The rental shop recommended a morning tour of the bay since the winds tend to pick up in the afternoon and can make paddling a challenge when heading back to the beach. Taking their advice, I was up early and on the water before 8AM, which was easy since the outfitter was literally steps from my hotel. At that time of the day, I had the Bay to myself; actually, while I was the only person on the water, I was anything but alone. Sea lions basked on rocks all along the shore, gulls drifted lazily on the morning breezes and rested on the water, and sea otters hunted for abilone for breakfast.
I paddled along the bay toward the open water and past Cannery Row and the aquarium. The sea lions were waking up now and several slid into the water to hunt breakfast as well. Every now and then one would appear near my boat, curious, maybe to say good morning. Regardless of their intent, they made my morning.
Since the primary reason for a marine sanctuary is to protect the life in it, kayakers are prohibited from getting too close to the animals. But no rules prevent curious animals from coming up to kayaks for a closer look. As I paddled toward the breakwater that is home to hundreds of sea lions and harbor seals, a group of five or six decided they wanted to have a little fun.

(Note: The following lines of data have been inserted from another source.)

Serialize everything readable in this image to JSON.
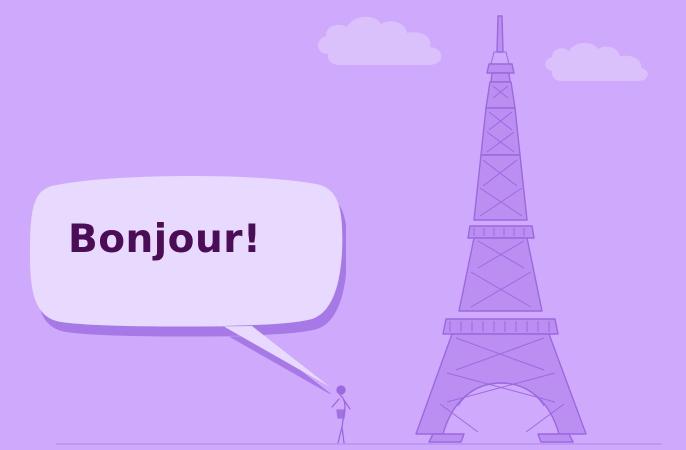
{
  "scene": {
    "speech_bubble": {
      "text": "Bonjour!"
    },
    "illustration": {
      "landmark": "eiffel-tower",
      "figure": "person",
      "clouds": 2
    },
    "colors": {
      "background": "#cfa9fb",
      "cloud": "#dcc3fb",
      "bubble_fill": "#e7d9ff",
      "bubble_shadow": "#a779e6",
      "tower_fill": "#bb8ff2",
      "tower_line": "#9b68df",
      "text": "#4b0d55"
    }
  }
}
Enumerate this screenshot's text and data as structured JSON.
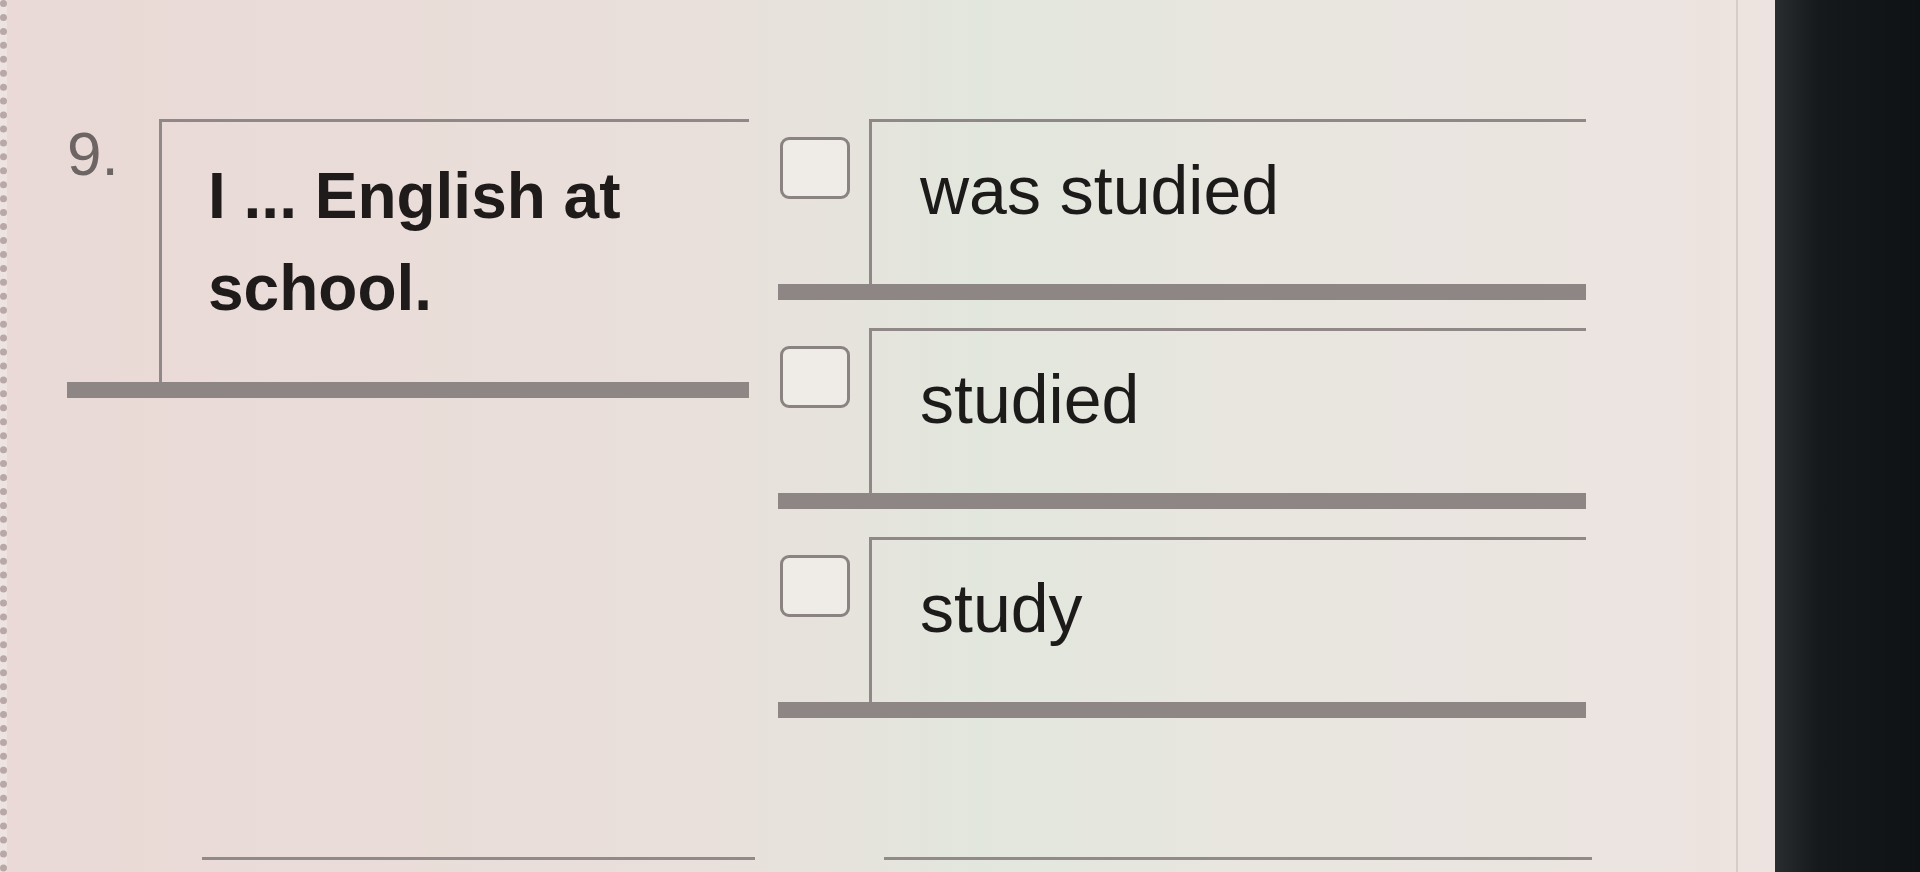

They swam towards me and then submerged, only to surface moments later all around me. I only counted four and was wondering where the others were just as they answered my question by leaping out of the water right off the bow of my kayak and startling me out of my wits.
After several hours on the water with my new friends, I decided to head back to shore tired, hungry and thrilled with my morning's adventure.
From journal Activities Galore
November 13, 2001
There are plenty of stopping places and viewpoints. Look for otters in the kelp beds. Lots of tide pools, crashing waves, scenic views, and on and on. Just a memorable place.
Ocean View Boulevard turns into Sunset Drive at Point Pinos. In that area, take the free tour of the lighthouse (831-648-3116 for hours). Between the lighthouse and Asilomar, the road is a little more narrow so use more caution. The Rocky Shores area is a great place to stop and play in the tidepools. Continue along Ocean Drive to the Asilomar beach area. The road then turns away from the ocean and uphill. At this point Ocean Drive becomes highway 68.
You can enter Pebble Beach on 17 Mile Drive (to the right).
Once upon a time, bicyclists could enter 17 Mile Drive for free on weekends. I have heard that this is no longer true. Check before embarking on your ride.
You can also turn left on 17 Mile Drive and head back to where you started. Then turn left on Lighthouse Avenue or Jewel Avenue. Or if you want more hilly action, keep on 68 after Asilomar and don't turn onto 17 Mile Drive. Stay on 68 past PG High School, then take Forest Avenue or David Avenue back down to the bay. Forest goes to Lover's Point and David to the Aquarium.
Oh, yeah, you can also rent a surrey for riding along the recreation trail, say from Cannery Row to Lover's Point. The surreys are like canopy covered golf carts, powered by people. Kind of fun.
From journal Ex-Local's Guide to Pacific Grove